The meeting, which will be held online, is set to be hosted by British Foreign Secretary Dominic Raab, who is deputising for Prime Minister Boris Johnson, who remains hospitalised after his coronavirus symptoms worsened earlier this week.
But just how long will the UK’s Coronavirus lockdown last for? And could Britain end up being the worst affected country in Europe by the pandemic?
Dr Jeremy Rossman, Honorary Senior Lecturer in Virology and President of Research in Aid Networks at the University of Kent, shares his views on the matter.
Sputnik: Could the UK end up being the worst affected country in Europe by the coronavirus?
Dr Jeremy Rossman: Unfortunately at this point of time it’s just too early to say. I have looked at the recent predictions compared to the UK predictions, and unfortunately at the point, the UK is at in the outbreak, it’s still at a very early stage in the increase of cases and deaths, and because of that, we are not able to have a high degree of accuracy of what the long-term prediction is.
There’s a huge amount of variability for either of the prediction models that have largely been used, and I do think that the University of Washington model s based more on current increasing rates of fatalities, instead of the increasing rates of cases.
Case numbers are actually starting to go down for daily numbers of cases, so it seems a little bit high, but it’s really too early to say whether that is accurate.
Sputnik: Could the coronavirus mutate?

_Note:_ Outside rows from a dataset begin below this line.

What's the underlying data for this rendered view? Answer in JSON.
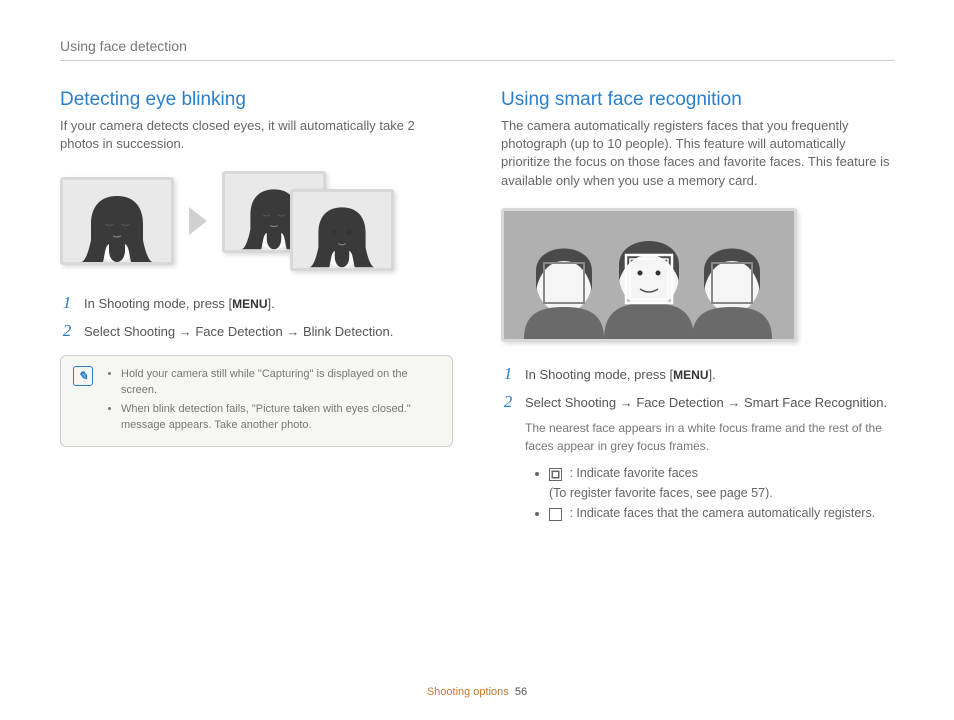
{
  "header": "Using face detection",
  "left": {
    "heading": "Detecting eye blinking",
    "intro": "If your camera detects closed eyes, it will automatically take 2 photos in succession.",
    "step1_a": "In Shooting mode, press [",
    "menu_label": "MENU",
    "step1_b": "].",
    "step2_a": "Select ",
    "step2_b1": "Shooting",
    "step2_arrow": " → ",
    "step2_b2": "Face Detection",
    "step2_b3": "Blink Detection",
    "step2_c": ".",
    "note1_a": "Hold your camera still while \"",
    "note1_b": "Capturing",
    "note1_c": "\" is displayed on the screen.",
    "note2_a": "When blink detection fails, \"",
    "note2_b": "Picture taken with eyes closed",
    "note2_c": ".\" message appears. Take another photo."
  },
  "right": {
    "heading": "Using smart face recognition",
    "intro": "The camera automatically registers faces that you frequently photograph (up to 10 people). This feature will automatically prioritize the focus on those faces and favorite faces. This feature is available only when you use a memory card.",
    "step1_a": "In Shooting mode, press [",
    "menu_label": "MENU",
    "step1_b": "].",
    "step2_a": "Select ",
    "step2_b1": "Shooting",
    "step2_arrow": " → ",
    "step2_b2": "Face Detection",
    "step2_b3": "Smart Face Recognition",
    "step2_c": ".",
    "subnote": "The nearest face appears in a white focus frame and the rest of the faces appear in grey focus frames.",
    "bullet1_a": " : Indicate favorite faces",
    "bullet1_b": "(To register favorite faces, see page 57).",
    "bullet2": " : Indicate faces that the camera automatically registers."
  },
  "footer": {
    "section": "Shooting options",
    "page": "56"
  }
}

Dr Jeremy Rossman: This is a big worry, and I’m not exactly sure how likely this is to occur, because coronaviruses are RNA viruses, and viruses that have RNA for their genome tend to mutate very rapidly, this is like the flu and it is the reason that we need a new flu jab every year.
Coronaviruses contain a specific mechanism in their replication, so they don’t mutate quite as quickly, so that reduces this risk, but if we are looking over a series of a year or two; then the risks of mutations that might start to evade our immune system, become more and more plausible.
This increases the risk that we might need to have a continuously reformulated vaccine if the virus sticks around for a long time. I don’t think that there is a huge risk in the short term of a mutation that dramatically changes how the virus behaves, but I think that we are looking more at mutations that might affect how the virus escapes immunity, but not so much of a risk of it being more severe or anything like that; it’s always a possibility, but the risks of that are much smaller.
Sputnik: How long will it take before a coronavirus vaccine becomes widely available?
Dr Jeremy Rossman: It will probably take at least twelve months, and it could be eighteen months, and it’s entirely possible that we will never have a vaccine that works.
Right now, we have several very promising vaccines that are undergoing trials, and a lot of these vaccines are based on platforms that have worked for other emerging infectious diseases such as the Ebola Virus or have been based on trial vaccines for other viruses like SARS.
I do have a lot of hope that we will be able to get a vaccine that will work well for COVID-19, but with all the clinical trials that are needed to make sure that the vaccine is safe and effective, then scaling up production and distribution it’s unlikely that we will have something any earlier than twelve months, even if things go very smoothly.
The views and opinions expressed in the article do not necessarily reflect those of Sputnik.